Director General Mr Andres Oopkaup will speak about the 2011 Population Census and compare the population processes in Estonia with the corresponding processes in the other countries of the European Union. Mr Oopkaup remarked that the data collected during the Population Census equalled nearly 90 encyclopaedia volumes. "A thorough and very detailed dataset for the analysis of the society is ready, now Statistics Estonia encourages analysts, planners of the development of society and decision makers to use these data actively," Mr Oopkaup emphasised.
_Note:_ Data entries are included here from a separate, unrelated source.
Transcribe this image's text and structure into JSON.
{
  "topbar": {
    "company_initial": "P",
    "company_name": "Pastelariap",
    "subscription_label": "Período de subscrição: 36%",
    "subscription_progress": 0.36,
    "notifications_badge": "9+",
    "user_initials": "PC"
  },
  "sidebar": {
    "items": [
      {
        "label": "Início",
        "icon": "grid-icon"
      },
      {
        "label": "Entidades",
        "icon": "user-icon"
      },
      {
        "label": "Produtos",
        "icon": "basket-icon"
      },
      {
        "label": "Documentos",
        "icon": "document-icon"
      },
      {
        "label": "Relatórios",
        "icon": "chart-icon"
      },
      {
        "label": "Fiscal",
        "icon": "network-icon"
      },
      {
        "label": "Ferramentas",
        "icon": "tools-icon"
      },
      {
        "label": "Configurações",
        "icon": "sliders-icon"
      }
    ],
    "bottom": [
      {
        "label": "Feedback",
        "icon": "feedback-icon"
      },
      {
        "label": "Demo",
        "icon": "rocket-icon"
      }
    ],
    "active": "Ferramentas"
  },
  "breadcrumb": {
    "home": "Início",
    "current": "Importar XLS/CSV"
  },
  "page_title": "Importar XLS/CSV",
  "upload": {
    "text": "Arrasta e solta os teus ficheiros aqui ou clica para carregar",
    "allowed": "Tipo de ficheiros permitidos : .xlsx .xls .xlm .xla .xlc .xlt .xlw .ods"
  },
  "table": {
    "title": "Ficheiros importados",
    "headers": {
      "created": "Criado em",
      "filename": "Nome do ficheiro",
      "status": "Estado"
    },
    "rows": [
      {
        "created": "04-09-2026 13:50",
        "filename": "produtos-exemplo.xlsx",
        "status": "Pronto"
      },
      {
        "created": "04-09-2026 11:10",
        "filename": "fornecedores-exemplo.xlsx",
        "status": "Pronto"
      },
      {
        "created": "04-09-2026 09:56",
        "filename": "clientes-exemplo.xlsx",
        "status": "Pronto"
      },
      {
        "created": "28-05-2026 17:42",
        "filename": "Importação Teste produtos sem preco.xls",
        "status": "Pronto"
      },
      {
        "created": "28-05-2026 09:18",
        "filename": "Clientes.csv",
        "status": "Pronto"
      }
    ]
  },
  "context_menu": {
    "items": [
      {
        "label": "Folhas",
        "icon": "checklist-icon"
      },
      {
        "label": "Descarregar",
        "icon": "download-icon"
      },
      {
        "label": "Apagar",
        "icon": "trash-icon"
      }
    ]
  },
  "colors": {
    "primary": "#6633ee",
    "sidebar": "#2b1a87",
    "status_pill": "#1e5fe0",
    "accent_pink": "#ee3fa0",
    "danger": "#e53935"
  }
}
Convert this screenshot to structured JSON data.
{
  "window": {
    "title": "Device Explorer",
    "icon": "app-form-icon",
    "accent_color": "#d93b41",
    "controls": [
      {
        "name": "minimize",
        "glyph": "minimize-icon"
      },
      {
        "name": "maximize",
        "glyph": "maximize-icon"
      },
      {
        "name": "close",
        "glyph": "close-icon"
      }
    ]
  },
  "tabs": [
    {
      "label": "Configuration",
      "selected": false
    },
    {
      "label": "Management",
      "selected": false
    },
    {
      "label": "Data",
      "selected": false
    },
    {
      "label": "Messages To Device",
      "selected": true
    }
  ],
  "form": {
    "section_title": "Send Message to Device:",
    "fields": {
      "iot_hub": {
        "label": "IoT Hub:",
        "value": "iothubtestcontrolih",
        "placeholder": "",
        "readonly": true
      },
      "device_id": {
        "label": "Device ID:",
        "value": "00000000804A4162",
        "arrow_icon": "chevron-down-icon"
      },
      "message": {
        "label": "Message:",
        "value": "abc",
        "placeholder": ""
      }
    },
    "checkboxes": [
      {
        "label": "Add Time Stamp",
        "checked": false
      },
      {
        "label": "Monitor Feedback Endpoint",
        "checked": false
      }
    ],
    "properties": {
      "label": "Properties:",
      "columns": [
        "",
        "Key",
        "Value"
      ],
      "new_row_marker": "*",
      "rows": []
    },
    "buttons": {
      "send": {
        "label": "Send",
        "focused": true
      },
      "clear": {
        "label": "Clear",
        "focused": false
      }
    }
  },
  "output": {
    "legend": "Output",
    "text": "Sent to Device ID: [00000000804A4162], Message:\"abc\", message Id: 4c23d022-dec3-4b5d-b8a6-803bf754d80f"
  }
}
Mr Oopkaup remarked that concerned tone is often used while speaking about population development in Estonia and there is a reason for that, but compared to other European Union countries there are also positive developments in population trends of Estonia. "If to compare the growth rate of lengthening the life expectancy in the period between the two population censuses, Estonia is the most successful country in the European Union where the life expectancy at birth has lengthened the most," he said. "Estonia is also among the first three countries in Europe where the number of infant deaths per 1,000 live births is the lowest," Mr Oopkaup added.

The presentation of the Yearbook to journalists will take place today, on 26 July, at 11:00, in the Information Centre of Statistics Estonia (15 Endla St, ground floor). Estonian Public Broadcasting will transmit live the presentation of the Yearbook on its website (